I couldn't finish 'em. Looks like this's gonna get complicated.
I couldn't miss the chance to practice my drawing!
Gyges the Great is the final boss of Copperbell Mines.
Gyges will start by auto-attacking with the occasional Grand Slam damage spike. At 80% HP, he will run to the back-right of the room and start beating down a boulder in the wall. It takes him less than 10 seconds to take down the boulder, leaving a hole in the wall. He will then return his attention to party and add Colossal Slam to his attacks, a massive and highly damaging cone-shaped AoE.
Once he's made the hole in the wall, Stone Servants will start coming out. The first Servants will ignore the party and instead move to destroy a second boulder near the entrance of the room. It takes the Servants about a minute to take down the second boulder, leaving yet another hole out of which Stone Servants will pour out. At this point the Servants will finally turn their attention to the party.
Each hole spawns a Servant every 30 seconds, in 15 second intervals alternating between the two of them, up to a maximum of 8 servants at any given time. With how quickly they spawn, the servants can quickly overwhelm the party if the second hole is allowed to open. There are two ways to avoid this - first by having one or both of the DPS focus on killing the Servants trying to open the second hole. However, this diverts damage from Gyges, which can make for a very long and draining fight as Gyges has quite a bit more HP than other bosses seen thus far (Ichorous Ire excluded). The popular alternative is instead for the party to completely ignore the Stone Servants in favor of burning down Gyges. This gives the party a little over a minute after the first Servant spawns to take down the boss before they start getting overwhelmed.
Other appearances Edit
Gyges is one of the Hekatonkheires.

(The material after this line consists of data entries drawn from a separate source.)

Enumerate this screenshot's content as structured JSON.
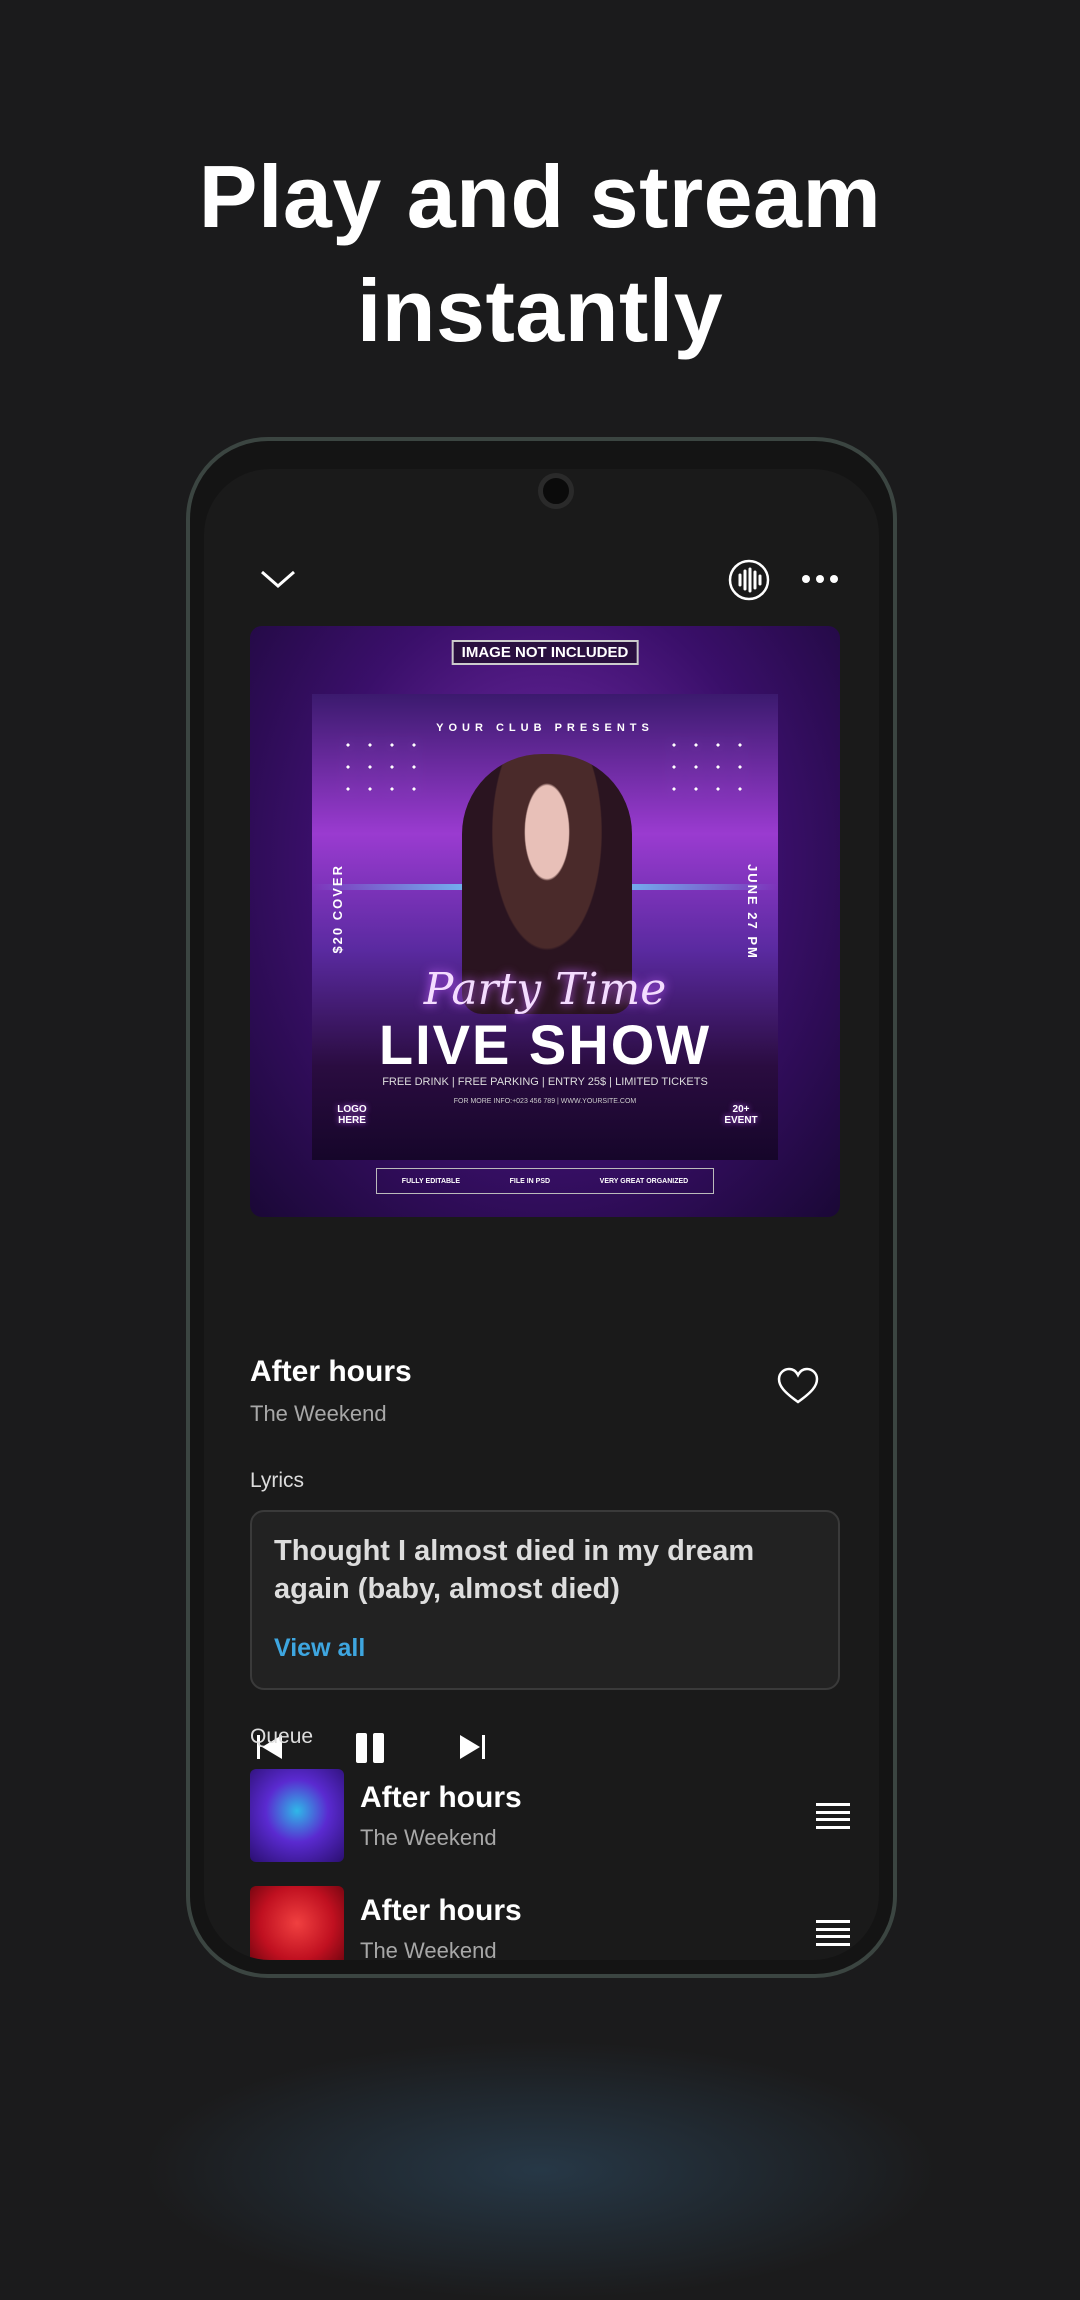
{
  "headline": {
    "line1": "Play and stream",
    "line2": "instantly"
  },
  "player": {
    "icons": {
      "collapse": "chevron-down-icon",
      "visualizer": "waveform-icon",
      "more": "more-dots-icon",
      "prev": "skip-previous-icon",
      "pause": "pause-icon",
      "next": "skip-next-icon",
      "like": "heart-icon",
      "reorder": "drag-handle-icon"
    },
    "album_art": {
      "tag": "IMAGE NOT INCLUDED",
      "presents": "YOUR CLUB PRESENTS",
      "left_vertical": "$20 COVER",
      "right_vertical": "JUNE 27 PM",
      "script": "Party Time",
      "headline": "LIVE SHOW",
      "details": "FREE DRINK | FREE PARKING | ENTRY 25$ | LIMITED TICKETS",
      "info": "FOR MORE INFO:+023 456 789 | WWW.YOURSITE.COM",
      "logo": "LOGO HERE",
      "event": "20+ EVENT",
      "features": [
        "FULLY EDITABLE",
        "FILE IN PSD",
        "VERY GREAT ORGANIZED"
      ]
    },
    "track": {
      "title": "After hours",
      "artist": "The Weekend"
    },
    "lyrics": {
      "label": "Lyrics",
      "text": "Thought I almost died in my dream again (baby, almost died)",
      "view_all": "View all"
    },
    "queue": {
      "label": "Queue",
      "items": [
        {
          "title": "After hours",
          "artist": "The Weekend"
        },
        {
          "title": "After hours",
          "artist": "The Weekend"
        }
      ]
    },
    "colors": {
      "accent": "#3ea6e0",
      "background": "#1a1a1a"
    }
  }
}
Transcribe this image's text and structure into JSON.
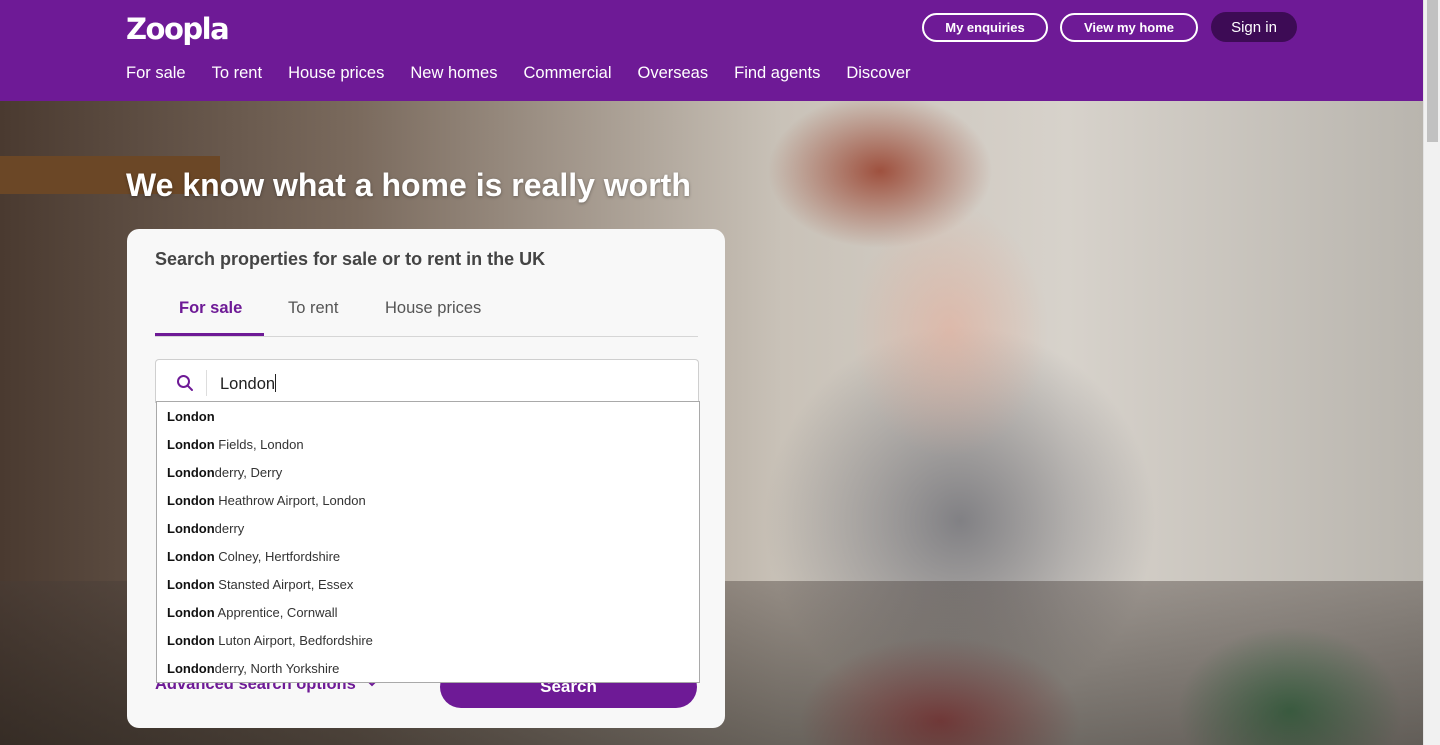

Hecatoncheires were children of Gaia and Uranus who were thrown into Tartarus as soon as they were born. They were released by Zeus, and aided him in overthrowing Cronos. They were giants depicted with one hundred arms (and sometimes even fifty heads). The name (Εκατόγχειρες - Hecatonchires) is of Greek origin: Hecaton (εκατόν-) means one hundred and chires (-χείρες) means hands.The